◆ **Material shown**:
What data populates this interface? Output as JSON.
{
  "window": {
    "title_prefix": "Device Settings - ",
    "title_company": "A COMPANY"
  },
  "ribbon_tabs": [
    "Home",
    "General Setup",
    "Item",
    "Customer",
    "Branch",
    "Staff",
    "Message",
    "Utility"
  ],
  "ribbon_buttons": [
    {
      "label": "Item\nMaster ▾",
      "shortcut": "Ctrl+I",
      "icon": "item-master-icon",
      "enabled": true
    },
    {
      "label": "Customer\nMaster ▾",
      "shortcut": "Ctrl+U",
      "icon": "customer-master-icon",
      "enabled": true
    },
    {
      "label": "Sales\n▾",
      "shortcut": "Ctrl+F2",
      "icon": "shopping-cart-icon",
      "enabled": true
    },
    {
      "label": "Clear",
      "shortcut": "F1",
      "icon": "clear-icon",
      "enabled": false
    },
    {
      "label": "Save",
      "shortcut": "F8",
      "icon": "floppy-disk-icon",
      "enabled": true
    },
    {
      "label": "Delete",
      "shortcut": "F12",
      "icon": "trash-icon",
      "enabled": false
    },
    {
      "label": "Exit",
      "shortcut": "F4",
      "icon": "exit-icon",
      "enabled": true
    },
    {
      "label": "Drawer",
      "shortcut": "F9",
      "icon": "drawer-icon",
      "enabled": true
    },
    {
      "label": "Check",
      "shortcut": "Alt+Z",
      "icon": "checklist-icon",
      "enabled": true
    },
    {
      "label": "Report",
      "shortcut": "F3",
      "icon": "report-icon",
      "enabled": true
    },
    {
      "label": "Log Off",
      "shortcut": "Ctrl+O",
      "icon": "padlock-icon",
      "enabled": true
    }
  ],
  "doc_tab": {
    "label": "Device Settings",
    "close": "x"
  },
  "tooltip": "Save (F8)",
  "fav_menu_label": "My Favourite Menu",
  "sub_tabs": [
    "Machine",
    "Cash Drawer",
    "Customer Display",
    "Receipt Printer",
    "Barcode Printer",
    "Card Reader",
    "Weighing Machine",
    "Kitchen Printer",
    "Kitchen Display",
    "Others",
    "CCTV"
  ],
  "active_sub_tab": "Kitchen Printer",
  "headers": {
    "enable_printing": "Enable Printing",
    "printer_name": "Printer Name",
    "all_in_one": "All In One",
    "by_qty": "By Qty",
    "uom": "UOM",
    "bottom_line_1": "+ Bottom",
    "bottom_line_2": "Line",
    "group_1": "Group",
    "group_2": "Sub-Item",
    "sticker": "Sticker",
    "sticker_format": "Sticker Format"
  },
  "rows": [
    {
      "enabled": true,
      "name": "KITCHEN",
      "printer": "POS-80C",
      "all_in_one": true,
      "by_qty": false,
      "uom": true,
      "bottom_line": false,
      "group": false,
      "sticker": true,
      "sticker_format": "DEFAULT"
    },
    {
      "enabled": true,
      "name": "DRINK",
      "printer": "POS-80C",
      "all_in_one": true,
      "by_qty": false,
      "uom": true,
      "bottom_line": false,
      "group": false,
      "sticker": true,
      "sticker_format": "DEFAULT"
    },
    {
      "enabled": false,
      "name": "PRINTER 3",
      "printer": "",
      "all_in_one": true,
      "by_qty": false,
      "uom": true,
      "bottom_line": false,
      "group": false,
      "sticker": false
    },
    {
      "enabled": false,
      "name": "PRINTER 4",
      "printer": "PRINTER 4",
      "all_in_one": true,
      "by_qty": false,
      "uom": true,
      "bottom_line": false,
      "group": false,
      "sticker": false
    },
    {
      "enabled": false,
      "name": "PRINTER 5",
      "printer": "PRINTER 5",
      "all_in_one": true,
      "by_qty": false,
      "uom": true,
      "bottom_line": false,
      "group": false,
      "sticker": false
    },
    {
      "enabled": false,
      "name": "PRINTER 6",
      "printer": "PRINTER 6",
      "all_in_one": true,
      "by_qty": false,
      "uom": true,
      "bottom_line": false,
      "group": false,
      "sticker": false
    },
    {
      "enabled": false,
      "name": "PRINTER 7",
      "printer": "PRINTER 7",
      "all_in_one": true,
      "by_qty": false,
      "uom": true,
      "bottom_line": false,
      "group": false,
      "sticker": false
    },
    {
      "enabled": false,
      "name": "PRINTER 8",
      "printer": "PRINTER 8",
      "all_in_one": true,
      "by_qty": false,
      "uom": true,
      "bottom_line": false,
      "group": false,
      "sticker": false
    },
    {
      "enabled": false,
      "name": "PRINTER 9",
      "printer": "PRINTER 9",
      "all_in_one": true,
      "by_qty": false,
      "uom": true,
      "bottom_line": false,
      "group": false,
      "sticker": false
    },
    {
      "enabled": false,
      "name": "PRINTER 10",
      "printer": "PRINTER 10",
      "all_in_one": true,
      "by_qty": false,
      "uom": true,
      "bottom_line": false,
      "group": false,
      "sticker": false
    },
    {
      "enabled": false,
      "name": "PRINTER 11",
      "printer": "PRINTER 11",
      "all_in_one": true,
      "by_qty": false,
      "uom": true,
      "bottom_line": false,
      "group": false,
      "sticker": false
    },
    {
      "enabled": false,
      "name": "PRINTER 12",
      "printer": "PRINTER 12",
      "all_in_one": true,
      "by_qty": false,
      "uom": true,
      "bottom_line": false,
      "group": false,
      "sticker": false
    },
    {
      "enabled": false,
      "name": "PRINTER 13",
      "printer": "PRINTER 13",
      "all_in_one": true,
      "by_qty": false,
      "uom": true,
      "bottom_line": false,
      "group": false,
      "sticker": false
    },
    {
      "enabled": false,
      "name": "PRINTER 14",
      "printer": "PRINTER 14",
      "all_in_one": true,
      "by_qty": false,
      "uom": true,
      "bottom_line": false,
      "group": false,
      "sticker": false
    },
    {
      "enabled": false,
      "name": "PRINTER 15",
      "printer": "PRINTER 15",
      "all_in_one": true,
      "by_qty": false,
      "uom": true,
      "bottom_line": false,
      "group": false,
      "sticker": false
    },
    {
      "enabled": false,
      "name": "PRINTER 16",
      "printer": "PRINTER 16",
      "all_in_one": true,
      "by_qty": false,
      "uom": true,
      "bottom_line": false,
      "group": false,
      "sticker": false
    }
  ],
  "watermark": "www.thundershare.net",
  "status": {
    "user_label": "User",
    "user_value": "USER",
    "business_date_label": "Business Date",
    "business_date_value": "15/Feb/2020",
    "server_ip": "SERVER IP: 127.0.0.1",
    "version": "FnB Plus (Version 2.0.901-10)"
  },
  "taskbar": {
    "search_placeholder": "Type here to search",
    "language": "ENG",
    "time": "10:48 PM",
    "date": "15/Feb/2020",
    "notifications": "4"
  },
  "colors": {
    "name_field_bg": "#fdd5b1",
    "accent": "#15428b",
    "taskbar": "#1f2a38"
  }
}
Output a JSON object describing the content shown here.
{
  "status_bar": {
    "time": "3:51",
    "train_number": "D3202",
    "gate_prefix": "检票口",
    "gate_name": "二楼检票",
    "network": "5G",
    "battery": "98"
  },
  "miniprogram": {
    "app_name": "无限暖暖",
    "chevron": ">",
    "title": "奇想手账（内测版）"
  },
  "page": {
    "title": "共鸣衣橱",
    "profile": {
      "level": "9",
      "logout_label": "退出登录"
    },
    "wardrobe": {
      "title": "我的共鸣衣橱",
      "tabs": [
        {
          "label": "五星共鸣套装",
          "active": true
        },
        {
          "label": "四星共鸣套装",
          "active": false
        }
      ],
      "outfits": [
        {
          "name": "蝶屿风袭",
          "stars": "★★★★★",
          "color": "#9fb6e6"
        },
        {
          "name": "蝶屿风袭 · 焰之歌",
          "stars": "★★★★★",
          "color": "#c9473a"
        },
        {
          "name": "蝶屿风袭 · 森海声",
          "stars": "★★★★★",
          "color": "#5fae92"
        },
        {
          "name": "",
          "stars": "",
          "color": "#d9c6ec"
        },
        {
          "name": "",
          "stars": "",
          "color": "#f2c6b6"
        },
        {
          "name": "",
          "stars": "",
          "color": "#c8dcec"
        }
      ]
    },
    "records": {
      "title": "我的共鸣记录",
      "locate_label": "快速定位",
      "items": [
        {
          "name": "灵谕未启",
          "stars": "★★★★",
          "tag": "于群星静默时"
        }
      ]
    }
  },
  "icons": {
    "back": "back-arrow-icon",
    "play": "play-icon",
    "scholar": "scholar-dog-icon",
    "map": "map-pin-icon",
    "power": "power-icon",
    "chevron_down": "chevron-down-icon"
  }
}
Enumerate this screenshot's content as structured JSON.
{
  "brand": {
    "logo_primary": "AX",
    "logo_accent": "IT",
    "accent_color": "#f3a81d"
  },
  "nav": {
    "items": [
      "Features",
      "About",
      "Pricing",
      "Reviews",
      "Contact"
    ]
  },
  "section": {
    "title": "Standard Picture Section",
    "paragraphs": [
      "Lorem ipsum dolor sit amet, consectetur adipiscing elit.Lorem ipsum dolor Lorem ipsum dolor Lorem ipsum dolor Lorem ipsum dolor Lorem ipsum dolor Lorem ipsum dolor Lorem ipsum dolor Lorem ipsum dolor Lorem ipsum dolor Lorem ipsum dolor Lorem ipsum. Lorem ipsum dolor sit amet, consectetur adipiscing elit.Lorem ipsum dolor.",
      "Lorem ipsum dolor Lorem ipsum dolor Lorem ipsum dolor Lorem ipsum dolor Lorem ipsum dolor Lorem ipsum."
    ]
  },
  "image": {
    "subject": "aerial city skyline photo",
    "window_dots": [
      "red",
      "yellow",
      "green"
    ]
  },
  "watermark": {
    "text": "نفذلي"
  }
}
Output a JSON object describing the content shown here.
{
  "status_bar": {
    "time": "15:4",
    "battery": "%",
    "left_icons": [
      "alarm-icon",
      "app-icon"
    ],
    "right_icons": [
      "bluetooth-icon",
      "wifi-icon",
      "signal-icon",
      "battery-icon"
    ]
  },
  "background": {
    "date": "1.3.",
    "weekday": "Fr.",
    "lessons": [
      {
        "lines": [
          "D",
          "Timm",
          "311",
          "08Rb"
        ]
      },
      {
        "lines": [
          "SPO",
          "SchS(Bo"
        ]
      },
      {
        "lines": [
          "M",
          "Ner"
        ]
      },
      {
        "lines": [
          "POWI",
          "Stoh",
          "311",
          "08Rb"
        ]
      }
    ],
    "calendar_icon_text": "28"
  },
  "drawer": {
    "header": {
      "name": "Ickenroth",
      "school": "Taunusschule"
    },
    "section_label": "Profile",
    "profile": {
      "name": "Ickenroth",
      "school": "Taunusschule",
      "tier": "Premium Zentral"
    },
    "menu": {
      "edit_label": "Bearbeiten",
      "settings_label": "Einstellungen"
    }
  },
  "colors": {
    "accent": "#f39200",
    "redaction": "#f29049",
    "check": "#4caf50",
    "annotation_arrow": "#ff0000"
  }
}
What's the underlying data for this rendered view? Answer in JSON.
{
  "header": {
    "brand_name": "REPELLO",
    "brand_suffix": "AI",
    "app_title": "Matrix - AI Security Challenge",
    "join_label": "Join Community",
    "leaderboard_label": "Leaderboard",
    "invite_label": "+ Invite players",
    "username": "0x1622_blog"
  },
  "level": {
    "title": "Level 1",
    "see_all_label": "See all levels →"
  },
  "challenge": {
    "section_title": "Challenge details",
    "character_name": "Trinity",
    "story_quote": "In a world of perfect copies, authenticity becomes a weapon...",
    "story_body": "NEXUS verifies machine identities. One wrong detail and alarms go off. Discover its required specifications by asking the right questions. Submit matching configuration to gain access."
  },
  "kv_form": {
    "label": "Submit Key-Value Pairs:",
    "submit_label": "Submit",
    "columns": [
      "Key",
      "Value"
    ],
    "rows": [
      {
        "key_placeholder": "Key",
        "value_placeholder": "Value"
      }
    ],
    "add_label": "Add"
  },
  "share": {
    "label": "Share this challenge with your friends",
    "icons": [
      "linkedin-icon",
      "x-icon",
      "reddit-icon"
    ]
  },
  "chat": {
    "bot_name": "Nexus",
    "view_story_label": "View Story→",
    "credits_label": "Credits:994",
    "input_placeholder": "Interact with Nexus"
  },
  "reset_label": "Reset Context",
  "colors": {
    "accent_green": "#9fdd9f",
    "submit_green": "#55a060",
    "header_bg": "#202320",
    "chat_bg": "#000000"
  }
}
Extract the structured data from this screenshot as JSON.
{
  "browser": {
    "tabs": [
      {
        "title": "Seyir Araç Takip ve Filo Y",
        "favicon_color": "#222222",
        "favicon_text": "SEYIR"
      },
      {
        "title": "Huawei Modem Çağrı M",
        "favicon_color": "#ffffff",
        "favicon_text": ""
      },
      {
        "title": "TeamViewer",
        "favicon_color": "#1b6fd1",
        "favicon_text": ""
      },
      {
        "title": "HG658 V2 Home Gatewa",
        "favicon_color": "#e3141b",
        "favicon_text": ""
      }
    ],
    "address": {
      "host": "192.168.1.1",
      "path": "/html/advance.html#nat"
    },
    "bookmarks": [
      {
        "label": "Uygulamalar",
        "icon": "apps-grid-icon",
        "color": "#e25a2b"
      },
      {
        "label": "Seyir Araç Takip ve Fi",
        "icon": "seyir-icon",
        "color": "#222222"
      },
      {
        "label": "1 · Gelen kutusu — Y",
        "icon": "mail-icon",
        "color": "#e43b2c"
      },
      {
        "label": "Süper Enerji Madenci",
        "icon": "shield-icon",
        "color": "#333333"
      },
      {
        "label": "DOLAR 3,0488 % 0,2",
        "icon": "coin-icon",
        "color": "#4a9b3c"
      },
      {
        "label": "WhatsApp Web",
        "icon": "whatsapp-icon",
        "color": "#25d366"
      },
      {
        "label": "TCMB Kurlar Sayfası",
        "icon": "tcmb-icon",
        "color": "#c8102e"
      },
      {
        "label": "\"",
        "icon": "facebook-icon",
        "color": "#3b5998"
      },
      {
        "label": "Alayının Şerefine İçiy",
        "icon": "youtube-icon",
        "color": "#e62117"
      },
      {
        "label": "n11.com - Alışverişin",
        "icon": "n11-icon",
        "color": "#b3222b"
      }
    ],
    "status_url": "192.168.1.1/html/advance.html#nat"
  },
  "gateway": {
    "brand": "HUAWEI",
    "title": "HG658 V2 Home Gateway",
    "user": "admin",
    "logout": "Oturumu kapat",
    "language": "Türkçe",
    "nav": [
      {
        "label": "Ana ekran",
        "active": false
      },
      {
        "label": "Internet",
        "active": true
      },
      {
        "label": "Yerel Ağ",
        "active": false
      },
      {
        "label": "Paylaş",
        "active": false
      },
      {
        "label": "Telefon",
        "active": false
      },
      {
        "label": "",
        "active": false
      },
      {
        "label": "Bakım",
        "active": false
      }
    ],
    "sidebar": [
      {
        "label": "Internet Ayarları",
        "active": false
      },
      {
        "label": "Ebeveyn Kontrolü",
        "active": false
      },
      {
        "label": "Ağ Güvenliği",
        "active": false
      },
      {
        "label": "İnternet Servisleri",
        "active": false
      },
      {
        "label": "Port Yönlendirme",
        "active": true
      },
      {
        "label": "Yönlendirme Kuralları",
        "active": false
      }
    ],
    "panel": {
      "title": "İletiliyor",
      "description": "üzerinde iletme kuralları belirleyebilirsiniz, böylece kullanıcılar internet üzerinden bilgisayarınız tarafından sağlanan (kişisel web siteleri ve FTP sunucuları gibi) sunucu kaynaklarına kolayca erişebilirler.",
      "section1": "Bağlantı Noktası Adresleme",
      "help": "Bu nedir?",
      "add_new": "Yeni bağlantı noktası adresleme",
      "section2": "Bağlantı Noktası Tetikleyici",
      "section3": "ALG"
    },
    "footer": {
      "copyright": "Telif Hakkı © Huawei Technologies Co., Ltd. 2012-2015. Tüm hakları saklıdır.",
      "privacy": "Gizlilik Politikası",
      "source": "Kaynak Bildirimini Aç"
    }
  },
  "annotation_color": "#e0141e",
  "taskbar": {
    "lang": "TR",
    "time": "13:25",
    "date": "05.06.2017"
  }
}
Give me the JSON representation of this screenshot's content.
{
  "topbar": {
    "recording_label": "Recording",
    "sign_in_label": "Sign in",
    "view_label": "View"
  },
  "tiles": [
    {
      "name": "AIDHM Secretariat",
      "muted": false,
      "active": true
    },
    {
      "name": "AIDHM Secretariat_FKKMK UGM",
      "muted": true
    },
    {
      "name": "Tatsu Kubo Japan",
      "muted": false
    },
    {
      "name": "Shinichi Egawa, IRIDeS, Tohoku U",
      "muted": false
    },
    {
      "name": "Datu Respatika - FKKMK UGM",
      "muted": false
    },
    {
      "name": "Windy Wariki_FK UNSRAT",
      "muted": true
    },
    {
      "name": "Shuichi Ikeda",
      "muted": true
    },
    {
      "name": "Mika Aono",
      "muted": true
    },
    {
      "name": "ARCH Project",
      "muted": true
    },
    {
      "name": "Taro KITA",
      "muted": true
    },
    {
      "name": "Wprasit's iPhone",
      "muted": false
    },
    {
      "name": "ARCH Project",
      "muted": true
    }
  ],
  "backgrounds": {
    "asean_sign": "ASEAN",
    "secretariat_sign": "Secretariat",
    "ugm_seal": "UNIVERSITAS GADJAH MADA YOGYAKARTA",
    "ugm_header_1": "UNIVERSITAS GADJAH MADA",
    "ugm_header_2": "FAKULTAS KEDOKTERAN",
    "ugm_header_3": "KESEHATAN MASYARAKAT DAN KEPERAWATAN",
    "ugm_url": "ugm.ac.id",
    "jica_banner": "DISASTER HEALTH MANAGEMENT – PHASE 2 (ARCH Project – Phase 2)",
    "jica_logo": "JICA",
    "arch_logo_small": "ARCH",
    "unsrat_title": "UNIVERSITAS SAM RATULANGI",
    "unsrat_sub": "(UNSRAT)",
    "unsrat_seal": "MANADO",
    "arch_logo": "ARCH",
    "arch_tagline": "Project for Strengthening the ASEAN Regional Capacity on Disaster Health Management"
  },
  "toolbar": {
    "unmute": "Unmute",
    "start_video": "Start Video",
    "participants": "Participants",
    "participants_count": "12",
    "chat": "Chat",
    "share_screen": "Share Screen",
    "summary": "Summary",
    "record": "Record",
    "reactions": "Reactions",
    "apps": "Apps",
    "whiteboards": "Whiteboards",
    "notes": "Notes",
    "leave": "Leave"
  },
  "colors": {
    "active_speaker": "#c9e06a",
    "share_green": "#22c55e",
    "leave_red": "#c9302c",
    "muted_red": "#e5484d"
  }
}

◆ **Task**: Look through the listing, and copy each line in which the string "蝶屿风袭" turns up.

◆ **Solved problem**:
          "name": "蝶屿风袭",
          "name": "蝶屿风袭 · 焰之歌",
          "name": "蝶屿风袭 · 森海声",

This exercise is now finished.